And when I walk through them from week to week, from season to changing season, I can almost feel that energy seep into me. Like a physical thing. Helping me think in ways that are clearer, more focused, often more lateral and certainly more productive.
Round Tower, Ardmore
I used to walk in the lead up to exams when I was a teenager in school. I used to walk when I worked in advertising – often coming up with the headlines, taglines and slogans demanded by clients as I made my way along empty tracts of sand, recording copywriting concepts into my phone.
And these days I find myself walking whenever a germ of a fictional idea demands a little incubating – or when a character needs developing – or, crucially, when a plot needs plotting (which is the case right now with the onset of book number two!) My wife has got used to me disappearing for a few hours at a time. ‘Oh you’re off on one of your plot walks,’ she says.

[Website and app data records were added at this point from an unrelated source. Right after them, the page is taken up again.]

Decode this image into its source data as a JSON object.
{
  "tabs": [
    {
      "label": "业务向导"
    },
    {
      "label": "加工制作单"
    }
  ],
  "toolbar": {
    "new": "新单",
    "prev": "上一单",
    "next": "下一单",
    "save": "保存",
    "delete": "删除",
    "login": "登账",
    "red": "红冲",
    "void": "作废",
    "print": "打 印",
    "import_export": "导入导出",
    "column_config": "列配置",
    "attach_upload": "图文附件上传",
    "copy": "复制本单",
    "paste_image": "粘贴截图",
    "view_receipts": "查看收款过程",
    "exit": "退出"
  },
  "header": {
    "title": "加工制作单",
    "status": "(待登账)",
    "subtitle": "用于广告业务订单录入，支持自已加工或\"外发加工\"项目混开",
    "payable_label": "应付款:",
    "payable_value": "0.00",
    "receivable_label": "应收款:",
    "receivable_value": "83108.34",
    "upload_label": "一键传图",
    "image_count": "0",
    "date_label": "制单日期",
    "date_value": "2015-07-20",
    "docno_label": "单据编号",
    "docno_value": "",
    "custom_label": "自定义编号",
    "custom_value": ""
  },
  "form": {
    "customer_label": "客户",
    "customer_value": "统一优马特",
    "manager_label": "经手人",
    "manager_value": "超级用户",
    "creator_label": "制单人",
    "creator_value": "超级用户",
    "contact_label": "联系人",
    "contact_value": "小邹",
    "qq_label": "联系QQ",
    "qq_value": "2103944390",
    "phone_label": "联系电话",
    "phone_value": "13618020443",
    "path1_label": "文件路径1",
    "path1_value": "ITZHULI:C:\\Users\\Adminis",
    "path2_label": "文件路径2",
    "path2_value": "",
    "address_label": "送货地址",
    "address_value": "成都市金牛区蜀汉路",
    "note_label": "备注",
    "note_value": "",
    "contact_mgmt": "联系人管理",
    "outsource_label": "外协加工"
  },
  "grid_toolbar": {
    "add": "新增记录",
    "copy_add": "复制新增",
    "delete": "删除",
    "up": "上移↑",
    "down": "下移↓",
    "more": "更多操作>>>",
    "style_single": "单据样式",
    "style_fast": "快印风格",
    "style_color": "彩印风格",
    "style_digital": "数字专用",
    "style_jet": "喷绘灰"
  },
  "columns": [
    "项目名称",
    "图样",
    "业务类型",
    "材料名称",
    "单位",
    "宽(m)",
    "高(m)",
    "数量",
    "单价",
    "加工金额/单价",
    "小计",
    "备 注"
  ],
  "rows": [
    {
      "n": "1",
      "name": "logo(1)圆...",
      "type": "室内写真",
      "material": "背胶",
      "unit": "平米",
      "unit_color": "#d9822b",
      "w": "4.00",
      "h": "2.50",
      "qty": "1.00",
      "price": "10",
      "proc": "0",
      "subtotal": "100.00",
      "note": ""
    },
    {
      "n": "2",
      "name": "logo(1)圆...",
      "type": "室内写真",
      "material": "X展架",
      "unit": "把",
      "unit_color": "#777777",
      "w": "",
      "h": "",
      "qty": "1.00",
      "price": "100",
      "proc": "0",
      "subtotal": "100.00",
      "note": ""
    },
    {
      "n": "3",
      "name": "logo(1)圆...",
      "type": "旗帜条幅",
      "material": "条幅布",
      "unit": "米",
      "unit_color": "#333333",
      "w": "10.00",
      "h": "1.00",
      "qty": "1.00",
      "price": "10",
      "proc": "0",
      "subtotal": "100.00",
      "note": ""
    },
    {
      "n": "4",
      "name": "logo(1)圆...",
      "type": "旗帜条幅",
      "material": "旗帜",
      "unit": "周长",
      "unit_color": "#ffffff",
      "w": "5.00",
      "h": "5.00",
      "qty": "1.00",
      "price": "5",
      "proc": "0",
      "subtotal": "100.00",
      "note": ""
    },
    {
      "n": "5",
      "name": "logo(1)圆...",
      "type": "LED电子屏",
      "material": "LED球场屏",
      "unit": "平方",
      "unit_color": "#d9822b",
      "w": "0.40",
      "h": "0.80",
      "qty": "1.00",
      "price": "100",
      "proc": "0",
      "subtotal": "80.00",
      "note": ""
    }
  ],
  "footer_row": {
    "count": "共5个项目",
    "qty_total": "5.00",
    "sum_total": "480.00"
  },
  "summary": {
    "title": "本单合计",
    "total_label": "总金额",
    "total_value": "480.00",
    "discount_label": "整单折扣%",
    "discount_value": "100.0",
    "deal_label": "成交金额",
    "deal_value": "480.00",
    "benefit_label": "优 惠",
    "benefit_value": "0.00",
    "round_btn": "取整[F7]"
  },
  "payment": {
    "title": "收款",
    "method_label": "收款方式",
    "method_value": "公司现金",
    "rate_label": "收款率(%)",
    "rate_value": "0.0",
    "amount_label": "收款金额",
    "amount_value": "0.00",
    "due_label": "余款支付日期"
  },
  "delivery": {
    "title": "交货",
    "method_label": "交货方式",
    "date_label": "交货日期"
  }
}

It’s become a standard phrase in our house. Part of the working-day vocabulary.
A ‘plot-walk’ makes as much sense as a ‘coffee-break’ or a ‘conference-call.’
Finally, when walking I always carry my favourite camera and a few lenses with me. One of my hobbies is digital photography, and my long and solo walks provide me with a great opportunity to shoot the natural and historical landscape I’m so blessed to inhabit.
So, I thought I’d include a handful of photos here to give you a feel for my immediate environment and what I love about the Irish coastline and countryside.
Thanks for reading and looking.
Lookout Tower, Cliff walk.
McKenna’s Castle, Ardoginna
Thank you so much Jonathan for such an interesting post and for these stunning photos from the Sunny South East.
I was fortunate to read a copy of Jonathan’s debut thriller After The Affair and you can read my review HERE
Jonathan Kaye grew up in a small village on the south coast of Ireland. It was one of those villages where everyone knew everyone and the gossip was ‘mighty’!
Jonathan graduated in 1995 with a Degree in English Literature and after a couple of years of working in a book shop (surprise, surprise!) he fell into the world of design, advertising and marketing.
He stayed in the corporate world for a decade until his wee lad was born, at which point he set himself up as a freelance copywriter and stay-at-home dad, juggling blue-chip clients with brown-chip nappies.
It was when he turned 40 that he figured it was now-or-never with regard to something he’d promised himself for a long time – to write a novel. He decided to combine that project with building a house. He reckoned you could never have enough going on in your life. Three years later the house was built and the novel was finished. Then he moved to the US, just for the hell of it!
Jonathan now lives with his wife and son between Dallas, Texas and Waterford, Ireland – depending on the weather and the mood he’s in. (Courtesy of Amazon)